Salt Lake County District Attorney explained he can't charge Alan Covington with a hate crime due to a legal loophole.
"The first question I was asked was whether this is a hate crime and I said, 'That’s a question we’ll never answer," Gill said, according to KTLA sister station KSTU in Salt Lake City.
He added he can't answer that question because of the way Utah's hate crime statute is written.
"For the last 20 years we’ve never successfully prosecuted a single hate crime in the state of Utah," Gill said.
The statute currently only applies as an enhancer to existing charges -- but only misdemeanors, not felonies. Even with less serious charges, you still need to prove the intent of the assault was to deprive the victim of their constitutional rights, KSTU reported.
"This is a toothless tiger that has no influence whatsoever. It’s in name only. We can pat ourselves on the back but we're failing to provide a measure of justice in 2018," said Gill.
Police turned the investigation over to the DA's office after arrested Covington in connection with the beating.

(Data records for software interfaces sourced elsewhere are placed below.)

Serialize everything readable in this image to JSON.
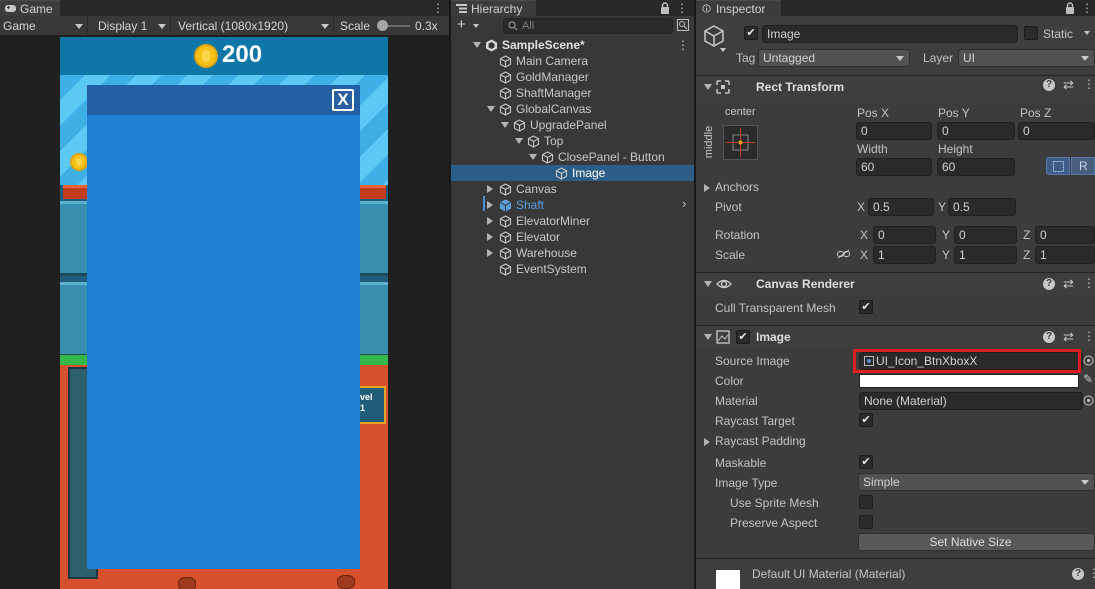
{
  "game": {
    "tab_label": "Game",
    "toolbar": {
      "mode": "Game",
      "display": "Display 1",
      "resolution": "Vertical (1080x1920)",
      "scale_label": "Scale",
      "scale_value": "0.3x"
    },
    "view": {
      "score": "200",
      "level_text": "vel",
      "level_num": "1",
      "close_glyph": "X"
    }
  },
  "hierarchy": {
    "tab_label": "Hierarchy",
    "search_placeholder": "All",
    "add_label": "+",
    "rows": [
      {
        "label": "SampleScene*",
        "depth": 0,
        "arrow": "open",
        "icon": "unity-scene-icon",
        "bold": true
      },
      {
        "label": "Main Camera",
        "depth": 1,
        "arrow": "none",
        "icon": "gameobject-icon"
      },
      {
        "label": "GoldManager",
        "depth": 1,
        "arrow": "none",
        "icon": "gameobject-icon"
      },
      {
        "label": "ShaftManager",
        "depth": 1,
        "arrow": "none",
        "icon": "gameobject-icon"
      },
      {
        "label": "GlobalCanvas",
        "depth": 1,
        "arrow": "open",
        "icon": "gameobject-icon"
      },
      {
        "label": "UpgradePanel",
        "depth": 2,
        "arrow": "open",
        "icon": "gameobject-icon"
      },
      {
        "label": "Top",
        "depth": 3,
        "arrow": "open",
        "icon": "gameobject-icon"
      },
      {
        "label": "ClosePanel - Button",
        "depth": 4,
        "arrow": "open",
        "icon": "gameobject-icon"
      },
      {
        "label": "Image",
        "depth": 5,
        "arrow": "none",
        "icon": "gameobject-icon",
        "selected": true
      },
      {
        "label": "Canvas",
        "depth": 1,
        "arrow": "closed",
        "icon": "gameobject-icon"
      },
      {
        "label": "Shaft",
        "depth": 1,
        "arrow": "closed",
        "icon": "prefab-icon",
        "prefab": true
      },
      {
        "label": "ElevatorMiner",
        "depth": 1,
        "arrow": "closed",
        "icon": "gameobject-icon"
      },
      {
        "label": "Elevator",
        "depth": 1,
        "arrow": "closed",
        "icon": "gameobject-icon"
      },
      {
        "label": "Warehouse",
        "depth": 1,
        "arrow": "closed",
        "icon": "gameobject-icon"
      },
      {
        "label": "EventSystem",
        "depth": 1,
        "arrow": "none",
        "icon": "gameobject-icon"
      }
    ]
  },
  "inspector": {
    "tab_label": "Inspector",
    "object_name": "Image",
    "static_label": "Static",
    "tag_label": "Tag",
    "tag_value": "Untagged",
    "layer_label": "Layer",
    "layer_value": "UI",
    "rect_transform": {
      "title": "Rect Transform",
      "anchor_h": "center",
      "anchor_v": "middle",
      "pos_x_label": "Pos X",
      "pos_x": "0",
      "pos_y_label": "Pos Y",
      "pos_y": "0",
      "pos_z_label": "Pos Z",
      "pos_z": "0",
      "width_label": "Width",
      "width": "60",
      "height_label": "Height",
      "height": "60",
      "r_label": "R",
      "anchors_label": "Anchors",
      "pivot_label": "Pivot",
      "pivot_x": "0.5",
      "pivot_y": "0.5",
      "rotation_label": "Rotation",
      "rot_x": "0",
      "rot_y": "0",
      "rot_z": "0",
      "scale_label": "Scale",
      "scale_x": "1",
      "scale_y": "1",
      "scale_z": "1",
      "x": "X",
      "y": "Y",
      "z": "Z"
    },
    "canvas_renderer": {
      "title": "Canvas Renderer",
      "cull_label": "Cull Transparent Mesh",
      "cull_checked": true
    },
    "image": {
      "title": "Image",
      "source_label": "Source Image",
      "source_value": "UI_Icon_BtnXboxX",
      "color_label": "Color",
      "material_label": "Material",
      "material_value": "None (Material)",
      "raycast_target_label": "Raycast Target",
      "raycast_padding_label": "Raycast Padding",
      "maskable_label": "Maskable",
      "image_type_label": "Image Type",
      "image_type_value": "Simple",
      "use_sprite_mesh_label": "Use Sprite Mesh",
      "preserve_aspect_label": "Preserve Aspect",
      "native_size_label": "Set Native Size"
    },
    "material_footer": "Default UI Material (Material)",
    "colors": {
      "highlight": "#e01c24",
      "selection": "#2c5d87",
      "prefab": "#5a9fe0"
    }
  }
}
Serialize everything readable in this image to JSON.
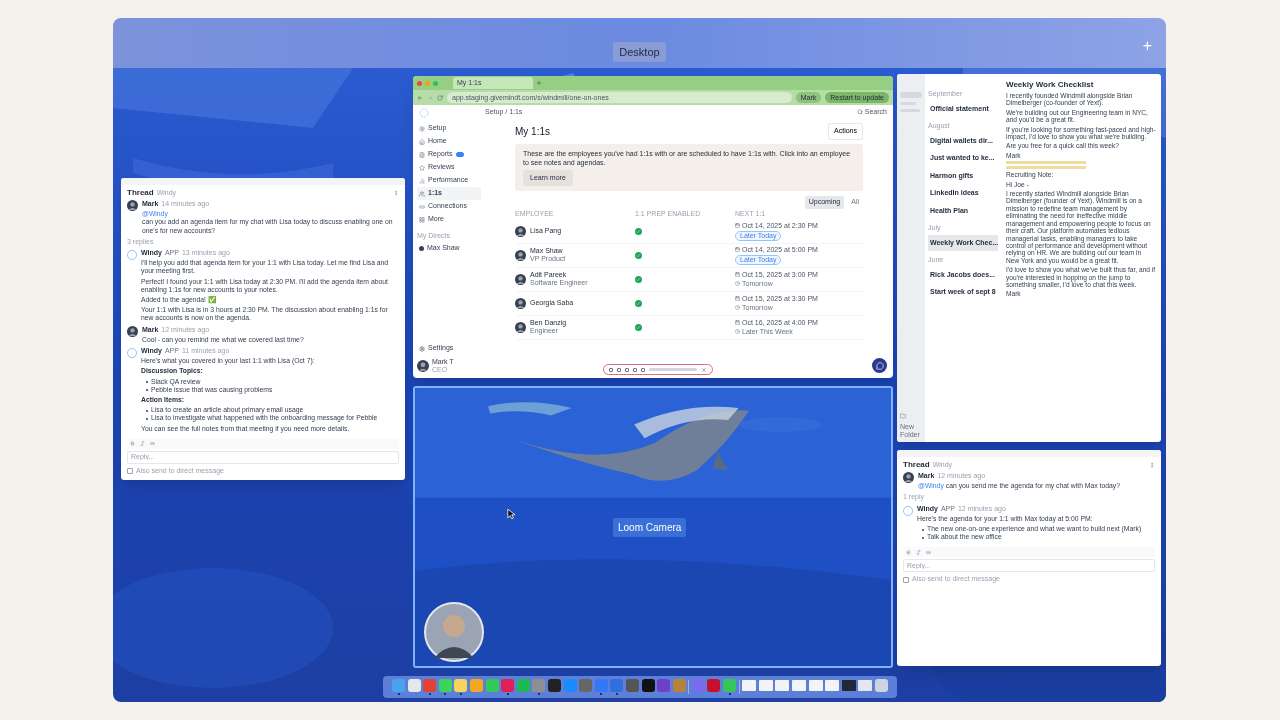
{
  "top_bar": {
    "space_label": "Desktop",
    "add_symbol": "+"
  },
  "browser": {
    "tab": "My 1:1s",
    "url": "app.staging.givemindt.com/s/windmill/one-on-ones",
    "profile": "Mark",
    "update_button": "Restart to update",
    "sidebar": [
      {
        "label": "Setup",
        "selected": false,
        "badge": false
      },
      {
        "label": "Home",
        "selected": false,
        "badge": false
      },
      {
        "label": "Reports",
        "selected": false,
        "badge": true
      },
      {
        "label": "Reviews",
        "selected": false,
        "badge": false
      },
      {
        "label": "Performance",
        "selected": false,
        "badge": false
      },
      {
        "label": "1:1s",
        "selected": true,
        "badge": false
      },
      {
        "label": "Connections",
        "selected": false,
        "badge": false
      },
      {
        "label": "More",
        "selected": false,
        "badge": false
      }
    ],
    "directs_heading": "My Directs",
    "directs": [
      "Max Shaw"
    ],
    "settings": "Settings",
    "user_name": "Mark T",
    "user_role": "CEO",
    "breadcrumb": "Setup / 1:1s",
    "search": "Search",
    "title": "My 1:1s",
    "actions": "Actions",
    "banner": "These are the employees you've had 1:1s with or are scheduled to have 1:1s with. Click into an employee to see notes and agendas.",
    "learn_more": "Learn more",
    "filters": [
      {
        "label": "Upcoming",
        "selected": true
      },
      {
        "label": "All",
        "selected": false
      }
    ],
    "columns": [
      "EMPLOYEE",
      "1:1 PREP ENABLED",
      "NEXT 1:1"
    ],
    "rows": [
      {
        "name": "Lisa Pang",
        "role": "",
        "prep_enabled": true,
        "date": "Oct 14, 2025 at 2:30 PM",
        "when": "Later Today",
        "highlighted": true
      },
      {
        "name": "Max Shaw",
        "role": "VP Product",
        "prep_enabled": true,
        "date": "Oct 14, 2025 at 5:00 PM",
        "when": "Later Today",
        "highlighted": true
      },
      {
        "name": "Adit Pareek",
        "role": "Software Engineer",
        "prep_enabled": true,
        "date": "Oct 15, 2025 at 3:00 PM",
        "when": "Tomorrow",
        "highlighted": false
      },
      {
        "name": "Georgia Saba",
        "role": "",
        "prep_enabled": true,
        "date": "Oct 15, 2025 at 3:30 PM",
        "when": "Tomorrow",
        "highlighted": false
      },
      {
        "name": "Ben Danzig",
        "role": "Engineer",
        "prep_enabled": true,
        "date": "Oct 16, 2025 at 4:00 PM",
        "when": "Later This Week",
        "highlighted": false
      }
    ]
  },
  "thread_left": {
    "title": "Thread",
    "subtitle": "Windy",
    "reply_count": "3 replies",
    "reply_placeholder": "Reply...",
    "also_send": "Also send to direct message",
    "also_send_checked": false,
    "messages": [
      {
        "kind": "user",
        "name": "Mark",
        "time": "14 minutes ago",
        "mention": "@Windy",
        "blocks": [
          {
            "kind": "text",
            "text": "can you add an agenda item for my chat with Lisa today to discuss enabling one on one's for new accounts?"
          }
        ]
      },
      {
        "kind": "bot",
        "name": "Windy",
        "tag": "APP",
        "time": "13 minutes ago",
        "blocks": [
          {
            "kind": "text",
            "text": "I'll help you add that agenda item for your 1:1 with Lisa today. Let me find Lisa and your meeting first."
          },
          {
            "kind": "text",
            "text": "Perfect! I found your 1:1 with Lisa today at 2:30 PM. I'll add the agenda item about enabling 1:1s for new accounts to your notes."
          },
          {
            "kind": "text",
            "text": "Added to the agenda! ✅"
          },
          {
            "kind": "text",
            "text": "Your 1:1 with Lisa is in 3 hours at 2:30 PM. The discussion about enabling 1:1s for new accounts is now on the agenda."
          }
        ]
      },
      {
        "kind": "user",
        "name": "Mark",
        "time": "12 minutes ago",
        "blocks": [
          {
            "kind": "text",
            "text": "Cool - can you remind me what we covered last time?"
          }
        ]
      },
      {
        "kind": "bot",
        "name": "Windy",
        "tag": "APP",
        "time": "11 minutes ago",
        "blocks": [
          {
            "kind": "text",
            "text": "Here's what you covered in your last 1:1 with Lisa (Oct 7):"
          },
          {
            "kind": "heading",
            "text": "Discussion Topics:"
          },
          {
            "kind": "bullets",
            "items": [
              "Slack QA review",
              "Pebble issue that was causing problems"
            ]
          },
          {
            "kind": "heading",
            "text": "Action Items:"
          },
          {
            "kind": "bullets",
            "items": [
              "Lisa to create an article about primary email usage",
              "Lisa to investigate what happened with the onboarding message for Pebble"
            ]
          },
          {
            "kind": "text",
            "text": "You can see the full notes from that meeting if you need more details."
          }
        ]
      }
    ]
  },
  "notes": {
    "new_folder": "New Folder",
    "sections": [
      {
        "heading": "September",
        "items": [
          {
            "title": "Official statement",
            "selected": false
          }
        ]
      },
      {
        "heading": "August",
        "items": [
          {
            "title": "Digital wallets dir...",
            "selected": false
          },
          {
            "title": "Just wanted to ke...",
            "selected": false
          },
          {
            "title": "Harmon gifts",
            "selected": false
          },
          {
            "title": "LinkedIn ideas",
            "selected": false
          },
          {
            "title": "Health Plan",
            "selected": false
          }
        ]
      },
      {
        "heading": "July",
        "items": [
          {
            "title": "Weekly Work Chec...",
            "selected": true
          }
        ]
      },
      {
        "heading": "June",
        "items": [
          {
            "title": "Rick Jacobs does...",
            "selected": false
          },
          {
            "title": "Start week of sept 8",
            "selected": false
          }
        ]
      }
    ],
    "note_title": "Weekly Work Checklist",
    "note_blocks": [
      {
        "kind": "text",
        "text": "I recently founded Windmill alongside Brian Dimelberger (co-founder of Yext)."
      },
      {
        "kind": "text",
        "text": "We're building out our Engineering team in NYC, and you'd be a great fit."
      },
      {
        "kind": "text",
        "text": "If you're looking for something fast-paced and high-impact, I'd love to show you what we're building."
      },
      {
        "kind": "text",
        "text": "Are you free for a quick call this week?"
      },
      {
        "kind": "text",
        "text": "Mark"
      },
      {
        "kind": "highlight"
      },
      {
        "kind": "highlight"
      },
      {
        "kind": "text",
        "text": "Recruiting Note:"
      },
      {
        "kind": "text",
        "text": "Hi Joe -"
      },
      {
        "kind": "text",
        "text": "I recently started Windmill alongside Brian Dimelberger (founder of Yext). Windmill is on a mission to redefine team management by eliminating the need for ineffective middle management and empowering people to focus on their craft. Our platform automates tedious managerial tasks, enabling managers to take control of performance and development without relying on HR. We are building out our team in New York and you would be a great fit."
      },
      {
        "kind": "text",
        "text": "I'd love to show you what we've built thus far, and if you're interested in hopping on the jump to something smaller, I'd love to chat this week."
      },
      {
        "kind": "text",
        "text": "Mark"
      }
    ]
  },
  "thread_right": {
    "title": "Thread",
    "subtitle": "Windy",
    "reply_count": "1 reply",
    "reply_placeholder": "Reply...",
    "also_send": "Also send to direct message",
    "also_send_checked": false,
    "messages": [
      {
        "kind": "user",
        "name": "Mark",
        "time": "12 minutes ago",
        "mention": "@Windy",
        "blocks": [
          {
            "kind": "text",
            "text": "can you send me the agenda for my chat with Max today?"
          }
        ]
      },
      {
        "kind": "bot",
        "name": "Windy",
        "tag": "APP",
        "time": "12 minutes ago",
        "blocks": [
          {
            "kind": "text",
            "text": "Here's the agenda for your 1:1 with Max today at 5:00 PM:"
          },
          {
            "kind": "bullets",
            "items": [
              "The new one-on-one experience and what we want to build next (Mark)",
              "Talk about the new office"
            ]
          }
        ]
      }
    ]
  },
  "loom": {
    "label": "Loom Camera"
  },
  "dock": [
    {
      "kind": "app",
      "color": "#4aa3f0",
      "running": true
    },
    {
      "kind": "app",
      "color": "#e5e7eb",
      "running": false
    },
    {
      "kind": "app",
      "color": "#e34133",
      "running": true
    },
    {
      "kind": "app",
      "color": "#3ed35a",
      "running": true
    },
    {
      "kind": "app",
      "color": "#f6d55c",
      "running": true
    },
    {
      "kind": "app",
      "color": "#f5a623",
      "running": false
    },
    {
      "kind": "app",
      "color": "#34c759",
      "running": false
    },
    {
      "kind": "app",
      "color": "#e01e5a",
      "running": true
    },
    {
      "kind": "app",
      "color": "#1db954",
      "running": false
    },
    {
      "kind": "app",
      "color": "#8e8e93",
      "running": true
    },
    {
      "kind": "app",
      "color": "#222222",
      "running": false
    },
    {
      "kind": "app",
      "color": "#1a8cff",
      "running": false
    },
    {
      "kind": "app",
      "color": "#666666",
      "running": false
    },
    {
      "kind": "app",
      "color": "#3478f6",
      "running": true
    },
    {
      "kind": "app",
      "color": "#2f6fe0",
      "running": true
    },
    {
      "kind": "app",
      "color": "#555555",
      "running": false
    },
    {
      "kind": "app",
      "color": "#111111",
      "running": false
    },
    {
      "kind": "app",
      "color": "#6e40c9",
      "running": false
    },
    {
      "kind": "app",
      "color": "#b5833a",
      "running": false
    },
    {
      "kind": "separator"
    },
    {
      "kind": "app",
      "color": "#7a6bf0",
      "running": false
    },
    {
      "kind": "app",
      "color": "#c8102e",
      "running": false
    },
    {
      "kind": "app",
      "color": "#34c759",
      "running": true
    },
    {
      "kind": "separator"
    },
    {
      "kind": "window",
      "color": "#f3f4f6",
      "running": false
    },
    {
      "kind": "window",
      "color": "#f3f4f6",
      "running": false
    },
    {
      "kind": "window",
      "color": "#f3f4f6",
      "running": false
    },
    {
      "kind": "window",
      "color": "#f3f4f6",
      "running": false
    },
    {
      "kind": "window",
      "color": "#f3f4f6",
      "running": false
    },
    {
      "kind": "window",
      "color": "#f3f4f6",
      "running": false
    },
    {
      "kind": "window",
      "color": "#1f2937",
      "running": false
    },
    {
      "kind": "window",
      "color": "#e5e7eb",
      "running": false
    },
    {
      "kind": "trash",
      "color": "#cbd5e1",
      "running": false
    }
  ]
}
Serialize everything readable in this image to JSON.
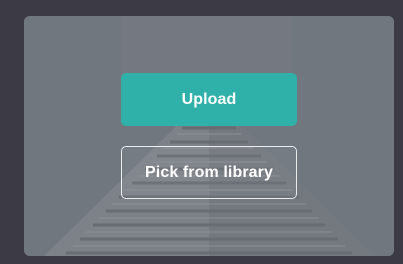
{
  "card": {
    "background_image": "building-photo",
    "actions": {
      "upload_label": "Upload",
      "library_label": "Pick from library"
    }
  },
  "colors": {
    "page_background": "#3b3a45",
    "upload_button": "#2fb0a8",
    "button_text": "#ffffff"
  }
}
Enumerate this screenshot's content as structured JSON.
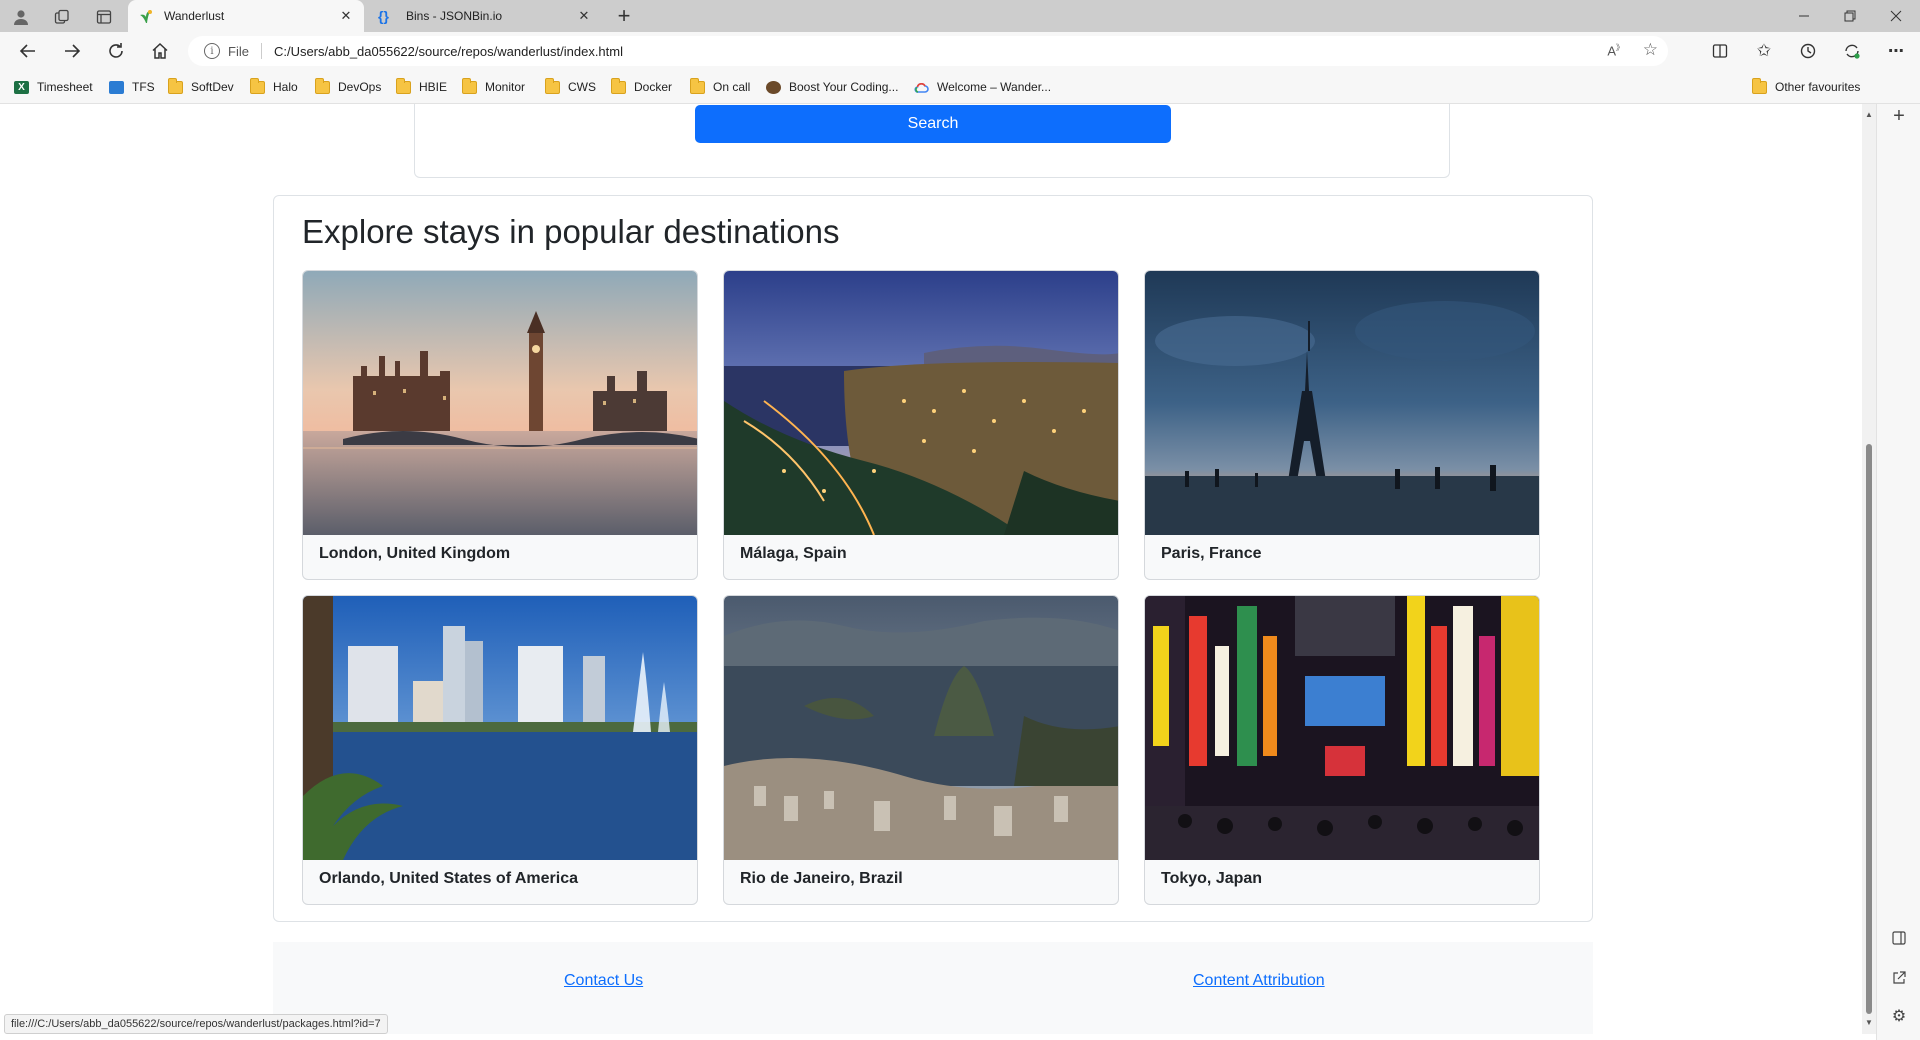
{
  "browser": {
    "tabs": [
      {
        "title": "Wanderlust",
        "active": true
      },
      {
        "title": "Bins - JSONBin.io",
        "active": false
      }
    ],
    "new_tab_label": "+",
    "address": {
      "scheme": "File",
      "url": "C:/Users/abb_da055622/source/repos/wanderlust/index.html"
    },
    "bookmarks": [
      {
        "label": "Timesheet",
        "icon": "excel-icon"
      },
      {
        "label": "TFS",
        "icon": "tfs-icon"
      },
      {
        "label": "SoftDev",
        "icon": "folder-icon"
      },
      {
        "label": "Halo",
        "icon": "folder-icon"
      },
      {
        "label": "DevOps",
        "icon": "folder-icon"
      },
      {
        "label": "HBIE",
        "icon": "folder-icon"
      },
      {
        "label": "Monitor",
        "icon": "folder-icon"
      },
      {
        "label": "CWS",
        "icon": "folder-icon"
      },
      {
        "label": "Docker",
        "icon": "folder-icon"
      },
      {
        "label": "On call",
        "icon": "folder-icon"
      },
      {
        "label": "Boost Your Coding...",
        "icon": "site-icon"
      },
      {
        "label": "Welcome – Wander...",
        "icon": "google-cloud-icon"
      }
    ],
    "other_favourites": "Other favourites",
    "status_url": "file:///C:/Users/abb_da055622/source/repos/wanderlust/packages.html?id=7"
  },
  "page": {
    "search_button": "Search",
    "destinations_title": "Explore stays in popular destinations",
    "destinations": [
      {
        "name": "London, United Kingdom",
        "image": "london-photo"
      },
      {
        "name": "Málaga, Spain",
        "image": "malaga-photo"
      },
      {
        "name": "Paris, France",
        "image": "paris-photo"
      },
      {
        "name": "Orlando, United States of America",
        "image": "orlando-photo"
      },
      {
        "name": "Rio de Janeiro, Brazil",
        "image": "rio-photo"
      },
      {
        "name": "Tokyo, Japan",
        "image": "tokyo-photo"
      }
    ],
    "footer": {
      "contact": "Contact Us",
      "attribution": "Content Attribution"
    }
  },
  "colors": {
    "accent": "#0d6efd",
    "chrome": "#cdcdcd",
    "toolbar": "#f7f7f7"
  }
}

Family members said Covington attacked a 55-year-old father and his 18-year-old son with a metal bar, seriously injuring the younger man.
The incident began when Luis Lopez walked outside the shop and asked Covington if he needed help, according to the victim's sister, Veronica Lopez.
She said that's when the suspect began asking questions.
“[He said], 'Are you Mexican? Are you in the Mexican Mafia?' and that he wanted to kill them,” Lopez said.
Covington then allegedly used a metal bar to knock the teen unconscious, leaving him with severe injuries included a shattered cheekbone and eye socket.
The father ran out and Covington bruised his shoulder before issuing a threat and leaving, according to Lopez.
According to the Salt Lake Tribune, the suspect admitted to the hate-fueled motivation.
"They asked Covington whether or not he targeted this tire shop because the family there is from Mexico and he responded that he did specifically target that shop which does fall under the definition of a hate crime," said Salt Lake Tribune reporter, Courtney Tanner.
Despite that admission, Gill's hands are tied.
"We have not just a loophole. We have a void in our statutory framework when it comes to targeted crimes and hate crimes in the state of Utah," said Gill.
Gill and others have tried to close the loophole several times over the years, but the bills in the legislature have never passed.
"I don’t know what the personal agenda of my legislators or their fear or animus is but they certainly don’t seem to recognize how this kind of crime impacts the wide community," he said.
Senator Thatcher, who represents Utah District 12, said he plans to run the bill again this upcoming legislative session.
Meanwhile, a GoFundMe account has been set up for the Lopez family, which is dealing with mounting medical costs. More information can be found here.